Items from an interface collection:
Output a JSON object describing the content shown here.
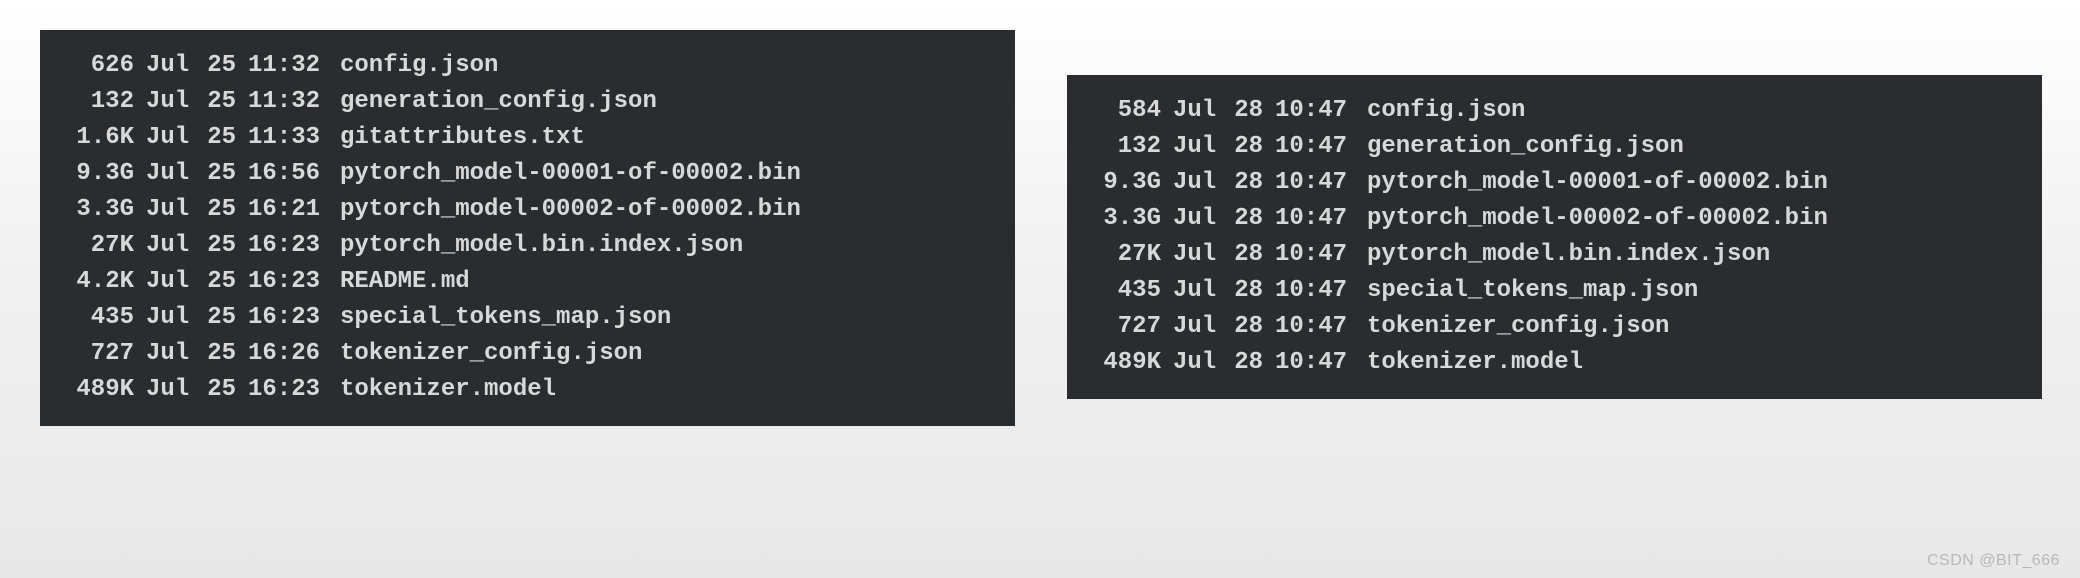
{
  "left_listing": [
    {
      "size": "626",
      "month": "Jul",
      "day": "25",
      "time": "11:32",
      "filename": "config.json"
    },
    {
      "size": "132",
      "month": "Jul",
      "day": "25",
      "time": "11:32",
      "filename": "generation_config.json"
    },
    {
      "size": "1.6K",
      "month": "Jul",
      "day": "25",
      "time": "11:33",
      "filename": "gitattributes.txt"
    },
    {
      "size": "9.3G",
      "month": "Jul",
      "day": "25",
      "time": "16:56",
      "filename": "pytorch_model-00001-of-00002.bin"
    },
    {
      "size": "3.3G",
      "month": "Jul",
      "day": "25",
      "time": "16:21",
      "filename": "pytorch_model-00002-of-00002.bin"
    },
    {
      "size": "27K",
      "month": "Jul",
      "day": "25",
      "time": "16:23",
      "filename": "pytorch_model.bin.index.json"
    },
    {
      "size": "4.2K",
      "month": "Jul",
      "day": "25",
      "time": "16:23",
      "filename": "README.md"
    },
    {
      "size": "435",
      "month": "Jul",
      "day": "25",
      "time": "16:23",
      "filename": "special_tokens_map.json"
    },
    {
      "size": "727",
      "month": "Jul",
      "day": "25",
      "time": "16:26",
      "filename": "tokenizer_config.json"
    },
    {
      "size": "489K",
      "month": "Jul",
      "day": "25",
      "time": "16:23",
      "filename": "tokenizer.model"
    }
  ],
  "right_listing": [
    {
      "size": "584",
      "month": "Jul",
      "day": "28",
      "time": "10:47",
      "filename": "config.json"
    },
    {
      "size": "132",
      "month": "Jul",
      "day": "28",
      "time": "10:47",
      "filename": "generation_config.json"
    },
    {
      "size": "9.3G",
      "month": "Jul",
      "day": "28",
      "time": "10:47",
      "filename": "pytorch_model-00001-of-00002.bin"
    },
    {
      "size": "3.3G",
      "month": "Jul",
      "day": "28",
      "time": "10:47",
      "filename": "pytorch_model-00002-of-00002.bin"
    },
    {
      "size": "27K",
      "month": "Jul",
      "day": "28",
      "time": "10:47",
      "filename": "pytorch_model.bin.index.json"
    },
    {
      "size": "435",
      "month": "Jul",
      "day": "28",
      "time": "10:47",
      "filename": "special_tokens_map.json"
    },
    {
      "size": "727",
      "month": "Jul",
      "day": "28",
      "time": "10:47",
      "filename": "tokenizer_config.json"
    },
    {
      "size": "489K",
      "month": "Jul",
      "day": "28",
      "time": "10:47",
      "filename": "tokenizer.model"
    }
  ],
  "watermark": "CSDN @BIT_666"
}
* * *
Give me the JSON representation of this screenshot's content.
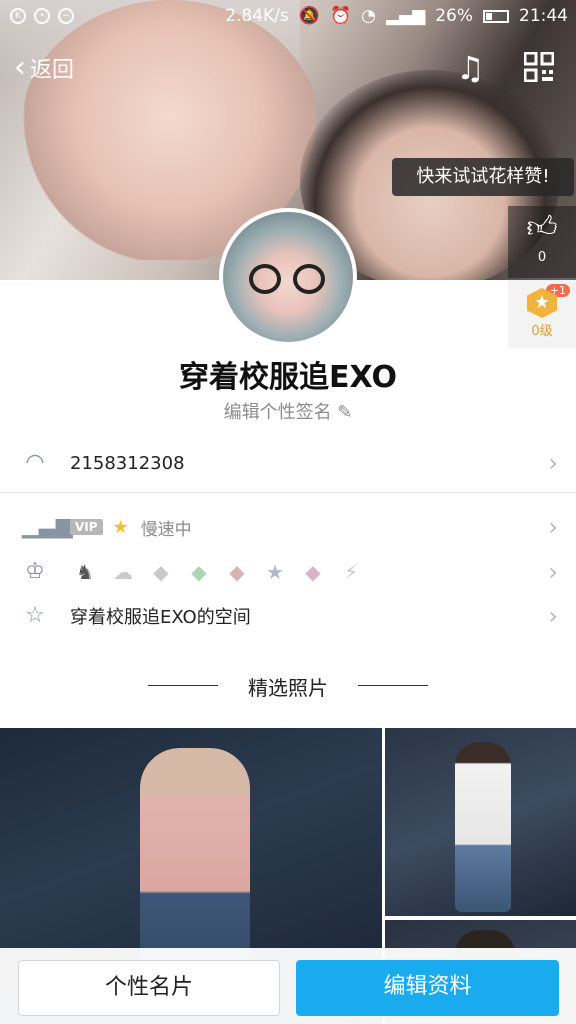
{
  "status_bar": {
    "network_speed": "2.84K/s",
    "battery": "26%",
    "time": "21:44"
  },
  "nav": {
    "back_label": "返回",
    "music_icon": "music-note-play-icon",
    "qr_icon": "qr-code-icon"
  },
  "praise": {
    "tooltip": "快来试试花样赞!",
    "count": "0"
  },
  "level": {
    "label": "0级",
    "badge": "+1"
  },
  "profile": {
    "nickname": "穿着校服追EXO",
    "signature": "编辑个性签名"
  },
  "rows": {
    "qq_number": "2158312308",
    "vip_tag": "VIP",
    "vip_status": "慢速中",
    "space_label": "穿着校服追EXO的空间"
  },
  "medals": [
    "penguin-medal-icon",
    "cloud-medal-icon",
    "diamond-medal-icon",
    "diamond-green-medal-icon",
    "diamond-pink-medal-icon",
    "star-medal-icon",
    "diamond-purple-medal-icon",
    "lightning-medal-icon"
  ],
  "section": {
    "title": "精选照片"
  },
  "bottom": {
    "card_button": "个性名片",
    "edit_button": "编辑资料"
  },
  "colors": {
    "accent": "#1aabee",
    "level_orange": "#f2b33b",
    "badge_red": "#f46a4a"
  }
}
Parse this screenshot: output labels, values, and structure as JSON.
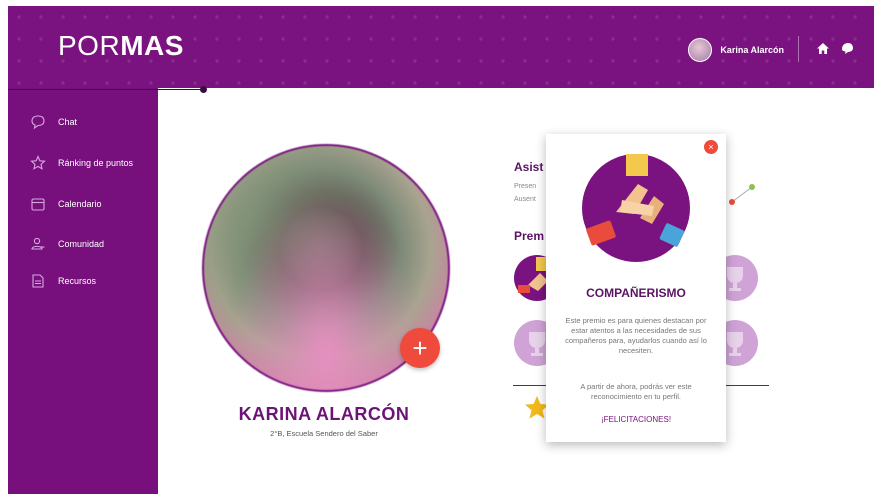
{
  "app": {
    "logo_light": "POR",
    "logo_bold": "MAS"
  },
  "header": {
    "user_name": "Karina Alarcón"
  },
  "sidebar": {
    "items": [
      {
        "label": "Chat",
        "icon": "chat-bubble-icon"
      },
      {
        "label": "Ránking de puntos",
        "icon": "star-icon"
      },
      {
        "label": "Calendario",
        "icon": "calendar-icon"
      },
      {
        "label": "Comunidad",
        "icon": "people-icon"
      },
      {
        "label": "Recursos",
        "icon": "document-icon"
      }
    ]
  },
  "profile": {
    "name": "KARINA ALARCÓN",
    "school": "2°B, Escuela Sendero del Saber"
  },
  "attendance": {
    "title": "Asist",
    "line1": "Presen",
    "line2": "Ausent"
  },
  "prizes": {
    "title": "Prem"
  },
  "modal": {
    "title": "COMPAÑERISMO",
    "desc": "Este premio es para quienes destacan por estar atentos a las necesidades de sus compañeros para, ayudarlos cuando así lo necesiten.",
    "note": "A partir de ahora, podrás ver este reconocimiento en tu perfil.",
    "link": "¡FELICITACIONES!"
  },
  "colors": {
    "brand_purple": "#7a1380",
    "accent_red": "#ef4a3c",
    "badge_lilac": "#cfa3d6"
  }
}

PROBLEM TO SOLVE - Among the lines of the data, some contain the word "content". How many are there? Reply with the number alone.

EXERCISE SOLUTION - 2